**ACTION ITEM**: Each line below that contains the word "upload" must be copied.

Dataset items
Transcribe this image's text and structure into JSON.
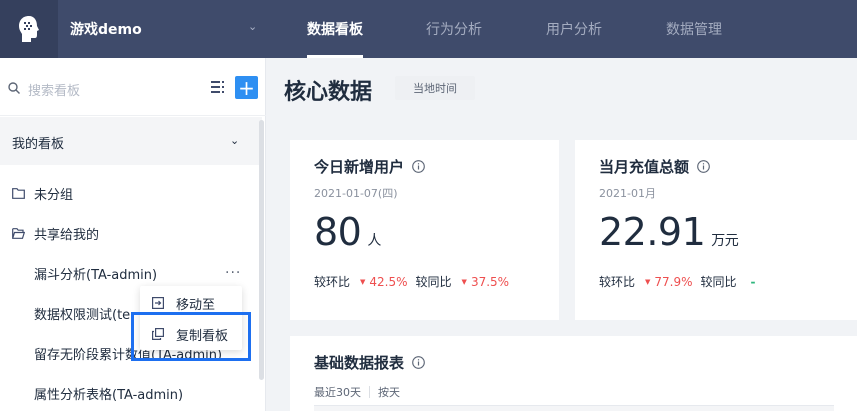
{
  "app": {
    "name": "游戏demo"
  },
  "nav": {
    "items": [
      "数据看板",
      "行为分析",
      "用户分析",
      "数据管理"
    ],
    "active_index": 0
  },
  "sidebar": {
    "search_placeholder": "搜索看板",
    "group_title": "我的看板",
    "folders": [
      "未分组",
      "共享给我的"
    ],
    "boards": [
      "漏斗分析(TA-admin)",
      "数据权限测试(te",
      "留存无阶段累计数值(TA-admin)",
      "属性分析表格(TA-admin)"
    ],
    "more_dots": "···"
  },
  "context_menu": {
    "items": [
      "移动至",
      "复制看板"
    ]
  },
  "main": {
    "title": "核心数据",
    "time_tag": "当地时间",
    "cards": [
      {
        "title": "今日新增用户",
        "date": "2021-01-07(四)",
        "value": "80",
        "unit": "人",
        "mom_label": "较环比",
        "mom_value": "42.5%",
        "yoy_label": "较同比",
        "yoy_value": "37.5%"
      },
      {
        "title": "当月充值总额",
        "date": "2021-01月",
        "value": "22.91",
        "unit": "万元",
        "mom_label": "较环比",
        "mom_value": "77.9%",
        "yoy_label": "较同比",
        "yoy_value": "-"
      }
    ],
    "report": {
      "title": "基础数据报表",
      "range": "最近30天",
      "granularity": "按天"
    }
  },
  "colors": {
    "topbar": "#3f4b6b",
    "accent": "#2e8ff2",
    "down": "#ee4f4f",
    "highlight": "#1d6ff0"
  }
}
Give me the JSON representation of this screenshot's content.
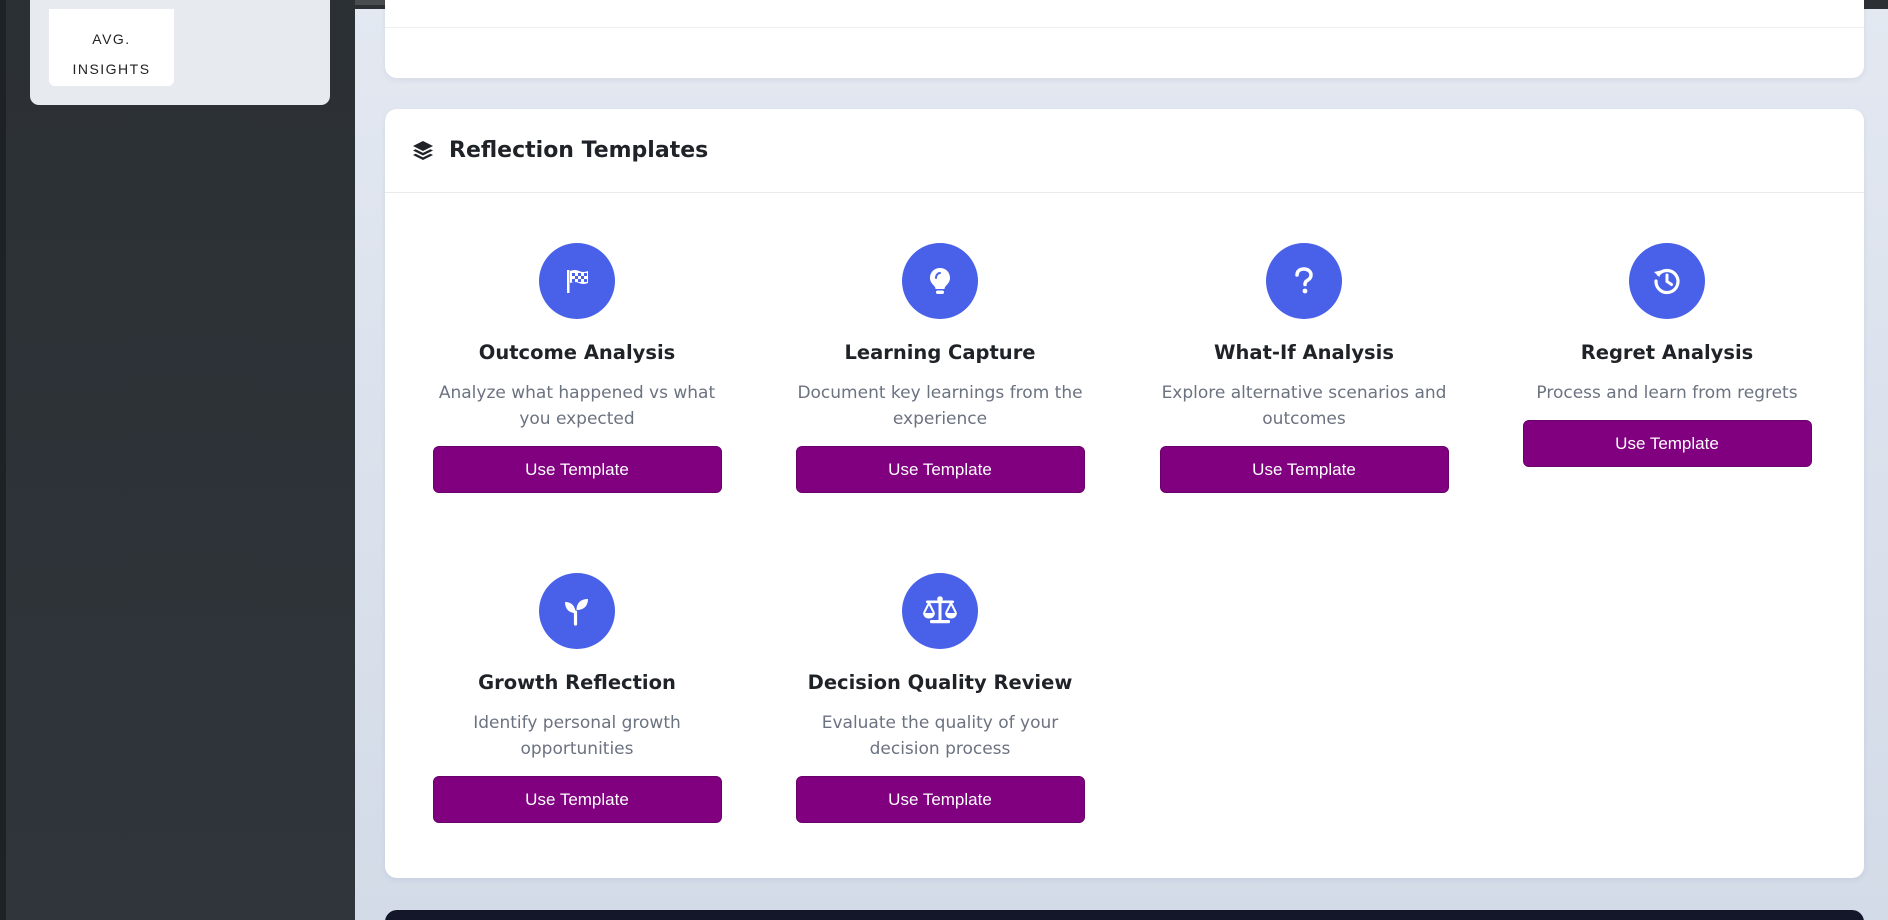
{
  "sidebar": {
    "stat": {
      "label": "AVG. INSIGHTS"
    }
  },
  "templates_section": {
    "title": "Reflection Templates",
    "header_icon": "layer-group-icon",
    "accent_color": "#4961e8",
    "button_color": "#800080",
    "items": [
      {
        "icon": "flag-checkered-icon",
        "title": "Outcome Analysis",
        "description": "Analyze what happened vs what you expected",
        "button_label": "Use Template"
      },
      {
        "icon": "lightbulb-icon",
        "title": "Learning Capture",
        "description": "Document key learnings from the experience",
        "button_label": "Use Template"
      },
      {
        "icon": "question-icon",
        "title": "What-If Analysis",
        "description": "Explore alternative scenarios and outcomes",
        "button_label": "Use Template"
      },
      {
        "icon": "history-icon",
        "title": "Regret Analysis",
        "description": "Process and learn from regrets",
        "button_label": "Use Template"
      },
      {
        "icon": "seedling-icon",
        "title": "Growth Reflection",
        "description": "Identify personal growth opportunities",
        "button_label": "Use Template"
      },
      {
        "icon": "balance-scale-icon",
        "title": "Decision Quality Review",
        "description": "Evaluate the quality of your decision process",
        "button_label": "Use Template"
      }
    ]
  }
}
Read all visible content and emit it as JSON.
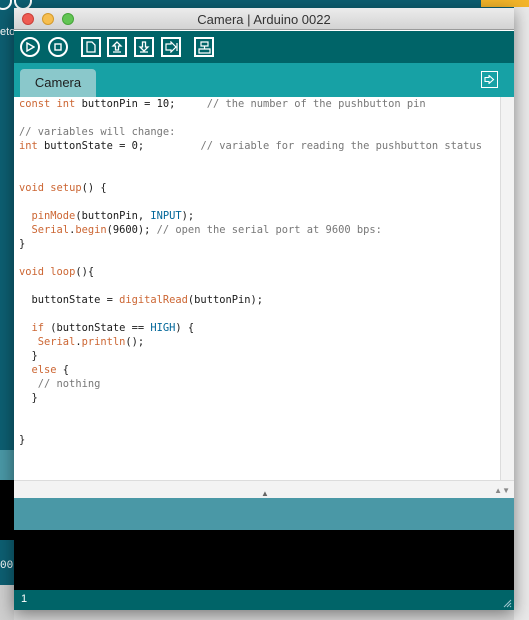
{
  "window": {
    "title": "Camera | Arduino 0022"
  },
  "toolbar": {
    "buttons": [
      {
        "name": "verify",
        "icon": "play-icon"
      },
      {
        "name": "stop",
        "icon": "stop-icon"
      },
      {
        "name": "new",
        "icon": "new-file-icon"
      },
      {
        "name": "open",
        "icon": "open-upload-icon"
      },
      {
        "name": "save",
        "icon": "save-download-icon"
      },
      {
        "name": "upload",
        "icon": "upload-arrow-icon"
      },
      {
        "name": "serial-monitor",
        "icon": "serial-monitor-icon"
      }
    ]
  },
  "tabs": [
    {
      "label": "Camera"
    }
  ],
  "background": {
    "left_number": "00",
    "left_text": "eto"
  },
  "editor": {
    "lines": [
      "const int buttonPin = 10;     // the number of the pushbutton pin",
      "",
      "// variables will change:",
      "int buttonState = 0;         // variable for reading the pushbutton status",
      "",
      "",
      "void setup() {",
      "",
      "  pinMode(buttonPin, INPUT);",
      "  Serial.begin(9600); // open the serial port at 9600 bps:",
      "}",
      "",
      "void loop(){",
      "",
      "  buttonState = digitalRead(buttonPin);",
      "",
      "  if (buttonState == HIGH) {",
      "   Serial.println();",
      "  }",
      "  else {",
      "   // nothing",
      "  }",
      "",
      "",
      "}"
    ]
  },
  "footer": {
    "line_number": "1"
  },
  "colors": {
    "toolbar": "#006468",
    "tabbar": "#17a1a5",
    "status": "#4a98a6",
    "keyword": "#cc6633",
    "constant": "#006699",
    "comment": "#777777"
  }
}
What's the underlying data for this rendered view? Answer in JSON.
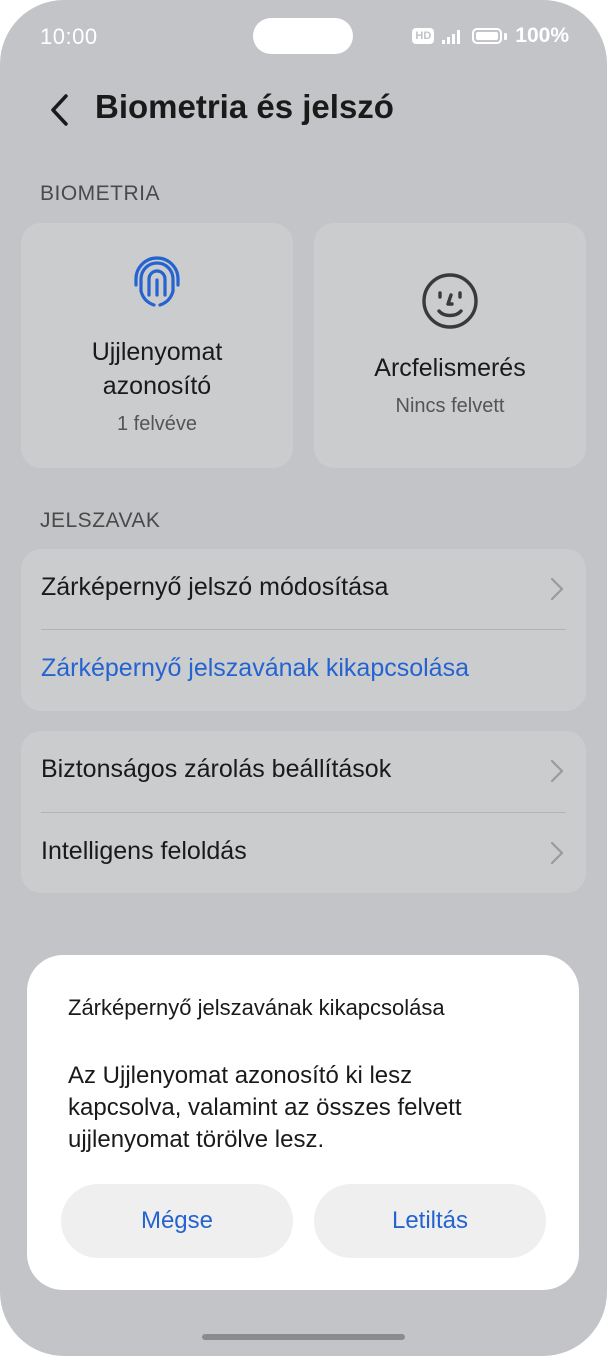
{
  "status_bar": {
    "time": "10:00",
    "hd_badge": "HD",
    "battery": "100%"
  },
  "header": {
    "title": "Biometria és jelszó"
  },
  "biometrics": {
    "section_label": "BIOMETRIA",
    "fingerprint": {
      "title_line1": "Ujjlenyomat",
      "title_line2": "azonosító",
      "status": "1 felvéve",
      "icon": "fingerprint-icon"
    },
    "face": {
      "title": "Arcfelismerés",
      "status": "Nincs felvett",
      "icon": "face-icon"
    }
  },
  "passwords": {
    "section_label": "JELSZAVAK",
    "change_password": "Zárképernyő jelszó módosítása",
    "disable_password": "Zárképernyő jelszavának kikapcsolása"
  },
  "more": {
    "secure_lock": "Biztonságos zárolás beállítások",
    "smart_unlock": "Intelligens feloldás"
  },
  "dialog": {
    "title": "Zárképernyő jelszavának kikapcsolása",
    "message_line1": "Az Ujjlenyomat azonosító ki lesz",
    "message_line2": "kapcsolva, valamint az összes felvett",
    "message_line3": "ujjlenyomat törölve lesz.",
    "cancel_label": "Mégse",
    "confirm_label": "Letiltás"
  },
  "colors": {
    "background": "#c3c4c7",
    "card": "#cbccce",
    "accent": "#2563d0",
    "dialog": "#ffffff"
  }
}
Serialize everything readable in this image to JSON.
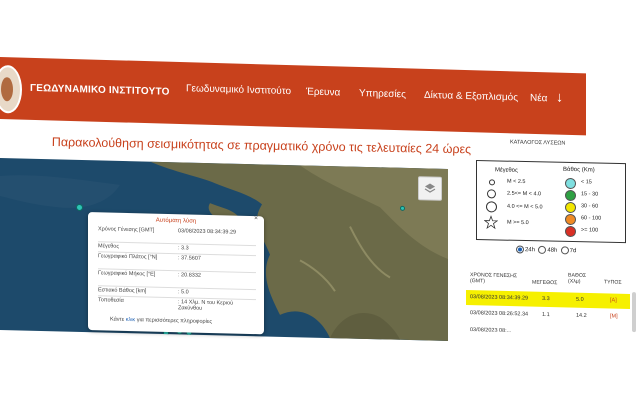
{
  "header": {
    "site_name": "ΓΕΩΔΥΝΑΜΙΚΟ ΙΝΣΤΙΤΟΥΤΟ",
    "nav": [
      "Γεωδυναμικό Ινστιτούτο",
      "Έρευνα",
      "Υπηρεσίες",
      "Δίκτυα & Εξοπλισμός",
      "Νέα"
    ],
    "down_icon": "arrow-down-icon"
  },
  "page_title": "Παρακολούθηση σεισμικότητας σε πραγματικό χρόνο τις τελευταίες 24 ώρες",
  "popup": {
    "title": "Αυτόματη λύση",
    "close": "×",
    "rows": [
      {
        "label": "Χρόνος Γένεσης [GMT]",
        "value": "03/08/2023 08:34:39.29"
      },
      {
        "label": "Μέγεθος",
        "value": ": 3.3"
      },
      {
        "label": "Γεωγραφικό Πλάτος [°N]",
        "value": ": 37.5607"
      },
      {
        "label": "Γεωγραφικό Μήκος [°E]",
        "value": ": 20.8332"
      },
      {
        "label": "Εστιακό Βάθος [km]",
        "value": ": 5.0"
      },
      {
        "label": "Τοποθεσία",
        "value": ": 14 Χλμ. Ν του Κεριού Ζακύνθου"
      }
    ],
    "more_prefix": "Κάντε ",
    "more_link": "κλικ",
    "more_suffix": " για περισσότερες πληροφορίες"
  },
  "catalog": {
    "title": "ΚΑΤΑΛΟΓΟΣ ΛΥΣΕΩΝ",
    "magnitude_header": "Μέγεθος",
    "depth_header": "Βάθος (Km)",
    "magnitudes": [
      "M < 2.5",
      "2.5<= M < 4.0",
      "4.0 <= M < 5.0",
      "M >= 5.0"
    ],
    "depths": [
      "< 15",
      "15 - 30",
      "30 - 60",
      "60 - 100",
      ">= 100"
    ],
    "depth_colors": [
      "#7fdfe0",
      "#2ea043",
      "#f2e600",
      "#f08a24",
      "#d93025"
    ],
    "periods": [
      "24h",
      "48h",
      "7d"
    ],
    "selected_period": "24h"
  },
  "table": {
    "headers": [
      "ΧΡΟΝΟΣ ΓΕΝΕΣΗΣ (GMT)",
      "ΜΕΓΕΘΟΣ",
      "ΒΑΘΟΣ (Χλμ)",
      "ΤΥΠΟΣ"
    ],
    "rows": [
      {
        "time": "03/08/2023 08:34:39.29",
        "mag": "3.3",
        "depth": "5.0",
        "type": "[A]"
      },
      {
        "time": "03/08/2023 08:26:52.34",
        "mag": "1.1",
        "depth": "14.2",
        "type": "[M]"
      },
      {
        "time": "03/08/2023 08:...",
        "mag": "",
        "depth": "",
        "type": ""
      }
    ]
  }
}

**EXERCISE OUTPUT**:
        "icon": "open-upload-icon"
        "name": "upload",
        "icon": "upload-arrow-icon"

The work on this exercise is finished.